Make sure your home is ready to paint
Don’t leave all the prep work to the painters, though. Things will work better if you make sure your home is truly painter-ready, and this could also save you some money.
For exterior jobs, take a look around at the landscaping nearby and plan on trimming bushes and shrubs away from the house, leaving at least 18 inches of clearance. Making sure your gutters and downspouts are in “tiptop condition” can also speed up the painting process.
For the new paint to adhere to the surface, you must clean the house’s exterior of all dirt, grime, mildew, and chalky residue. A power sprayer provides the easiest way to accomplish this, but hand scrubbing with a stiff-bristle brush is just as effective and often doesn’t take much longer because it requires little preparation and setup time.
Use a hammer and a nail set to tap all nail heads below the surface, then fill the holes with exterior-grade putty. Once the putty is fully cured, sand it flush. If you’re applying new caulking around windows, doors, and trim, be sure to use a caulk that’s paintable.
You can paint directly over the old painted surface as long as it’s in good condition. Be sure to scrape and sand any spots where the old paint has blistered or flaked off. And you must prime any bare wood before you paint it.
For interior jobs, make sure you’ve cleaned all of the awkward spots, including behind the toilet, and decluttered any knickknacks that might get in the way (e.g., soap containers, towels, and kitchen organizers). Removing the switch plates and outlet covers from the walls also goes a long way toward speeding up painting time — and painters’ time is (your) money.
Ask for touch-ups right away
After the paint job is finished, ask for a walk-through. Most painters should offer this regardless. Make a list of touch-ups.
That doesn’t mean most painters are willing to provide endless touch-ups, though—especially if it’s not a result of poor workmanship. Feel free to call back about something you noticed only when the light hit the wall in just the right spot — but if you scratched the wall while moving in your heavy dresser, be prepared to pay for a touch-up.
Sit on the toilet
This sounds like a funny one, but it makes a lot of sense, after getting your bathroom painted, to sit down on the toilet and stare. It’s a great way to catch tiny, missed spots you wouldn’t see otherwise.
For the DIYers:
Read the Label
A paint can label has a wealth of information that can help you produce a beautiful paint job. Pay particular attention to the instructions about prepping the surface and outdoor air temperature.
Most paints shouldn’t be applied when the temperature is 50 degrees F or colder. But some paints are specially formulated for application when the temperature is as low as 35. Just take the time to read the label before you start painting and the label becomes smeared with paint and impossible to decipher.
Brush or Roller?
The fastest, most effective way to apply exterior paint is with both a paintbrush and a roller. Brush paint onto narrow surfaces, edges, and smaller areas, and use a short, small-diameter roller to paint large and long surfaces such as siding and trim.
Start in the Shade
Painting in direct sunlight or applying paint to a sun-baked surface will make fresh paint dry too quickly.

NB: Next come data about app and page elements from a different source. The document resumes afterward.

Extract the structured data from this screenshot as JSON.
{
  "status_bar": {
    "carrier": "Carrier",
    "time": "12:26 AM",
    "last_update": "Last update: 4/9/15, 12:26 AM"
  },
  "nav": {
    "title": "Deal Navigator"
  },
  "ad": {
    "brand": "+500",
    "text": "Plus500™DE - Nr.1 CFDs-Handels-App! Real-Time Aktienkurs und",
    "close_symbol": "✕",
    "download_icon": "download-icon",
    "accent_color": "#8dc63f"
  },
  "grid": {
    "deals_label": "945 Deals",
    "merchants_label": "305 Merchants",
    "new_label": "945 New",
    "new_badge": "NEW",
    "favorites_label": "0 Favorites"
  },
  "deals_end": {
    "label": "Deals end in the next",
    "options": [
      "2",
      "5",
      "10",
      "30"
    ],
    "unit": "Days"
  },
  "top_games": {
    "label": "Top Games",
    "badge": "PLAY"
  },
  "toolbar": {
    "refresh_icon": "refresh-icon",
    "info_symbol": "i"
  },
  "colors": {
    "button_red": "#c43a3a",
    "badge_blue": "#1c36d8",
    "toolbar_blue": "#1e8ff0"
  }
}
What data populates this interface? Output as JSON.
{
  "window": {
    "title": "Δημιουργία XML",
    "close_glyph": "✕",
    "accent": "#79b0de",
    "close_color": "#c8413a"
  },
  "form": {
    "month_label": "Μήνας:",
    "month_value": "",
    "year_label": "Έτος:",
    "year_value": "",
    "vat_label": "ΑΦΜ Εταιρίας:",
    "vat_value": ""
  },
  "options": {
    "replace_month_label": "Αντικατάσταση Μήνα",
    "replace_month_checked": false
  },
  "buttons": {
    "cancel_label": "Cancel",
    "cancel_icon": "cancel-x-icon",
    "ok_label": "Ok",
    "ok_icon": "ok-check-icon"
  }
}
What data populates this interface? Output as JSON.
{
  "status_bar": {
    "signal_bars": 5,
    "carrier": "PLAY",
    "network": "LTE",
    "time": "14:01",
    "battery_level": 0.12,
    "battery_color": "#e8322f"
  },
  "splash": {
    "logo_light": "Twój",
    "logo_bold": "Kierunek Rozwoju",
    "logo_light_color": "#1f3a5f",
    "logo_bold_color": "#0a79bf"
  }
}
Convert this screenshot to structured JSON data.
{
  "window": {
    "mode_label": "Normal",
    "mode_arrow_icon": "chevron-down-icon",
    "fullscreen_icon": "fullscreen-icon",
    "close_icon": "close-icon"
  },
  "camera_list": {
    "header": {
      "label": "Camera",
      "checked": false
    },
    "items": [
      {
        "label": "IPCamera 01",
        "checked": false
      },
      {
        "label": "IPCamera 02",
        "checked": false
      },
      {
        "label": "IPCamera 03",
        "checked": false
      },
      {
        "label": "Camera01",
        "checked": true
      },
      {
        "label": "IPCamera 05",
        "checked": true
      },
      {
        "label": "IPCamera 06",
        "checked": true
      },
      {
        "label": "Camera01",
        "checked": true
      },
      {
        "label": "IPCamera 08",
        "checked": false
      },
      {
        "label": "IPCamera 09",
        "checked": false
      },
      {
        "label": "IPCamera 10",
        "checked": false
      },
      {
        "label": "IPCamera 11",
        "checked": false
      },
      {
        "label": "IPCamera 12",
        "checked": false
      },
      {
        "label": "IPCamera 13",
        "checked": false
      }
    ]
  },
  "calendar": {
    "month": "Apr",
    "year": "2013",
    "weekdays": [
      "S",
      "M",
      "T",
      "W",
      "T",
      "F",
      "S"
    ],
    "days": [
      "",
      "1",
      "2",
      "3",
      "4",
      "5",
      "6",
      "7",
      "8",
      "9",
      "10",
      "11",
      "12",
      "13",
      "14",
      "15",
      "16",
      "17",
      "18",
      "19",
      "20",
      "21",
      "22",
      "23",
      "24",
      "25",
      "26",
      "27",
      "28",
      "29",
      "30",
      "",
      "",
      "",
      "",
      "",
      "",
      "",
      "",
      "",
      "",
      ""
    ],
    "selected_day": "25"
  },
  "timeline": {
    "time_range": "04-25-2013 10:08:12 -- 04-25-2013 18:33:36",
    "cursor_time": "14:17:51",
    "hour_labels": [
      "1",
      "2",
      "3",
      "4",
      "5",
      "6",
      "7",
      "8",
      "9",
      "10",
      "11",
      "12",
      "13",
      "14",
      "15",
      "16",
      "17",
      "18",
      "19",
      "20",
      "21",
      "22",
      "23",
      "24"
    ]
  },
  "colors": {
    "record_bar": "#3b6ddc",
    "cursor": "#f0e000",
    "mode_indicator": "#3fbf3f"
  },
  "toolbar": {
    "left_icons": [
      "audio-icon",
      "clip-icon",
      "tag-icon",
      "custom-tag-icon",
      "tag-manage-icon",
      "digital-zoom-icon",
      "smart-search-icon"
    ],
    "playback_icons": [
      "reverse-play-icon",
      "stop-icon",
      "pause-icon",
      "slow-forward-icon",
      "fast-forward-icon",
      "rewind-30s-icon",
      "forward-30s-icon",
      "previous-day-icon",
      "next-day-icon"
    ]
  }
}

As a result, it won’t adhere well and will blister and flake prematurely. Begin painting on the shady side of the house. (If the surface is damp, wipe it dry.) Then wait for sun to move and the other sides of the house to become shaded — or just paint on an overcast day.
Take it From the Top
Start painting near the top of the house and work your way down. Apply paint to the butt or bottom edge of the siding first, then paint the broad surfaces. To avoid lap marks, always try to brush from one wet surface onto another wet surface. When that’s not possible and you must paint onto a previously painted and dried surface, overlap onto the dried-paint surface by several inches.
Don’t forget basic ladder safety: Don’t overreach too far to the side or you might topple over. Try to keep your hips within the horizontal rails of the ladder. It’s much smarter to climb down, move the ladder, and climb back up than to risk falling. Consider having a second person act as your spotter.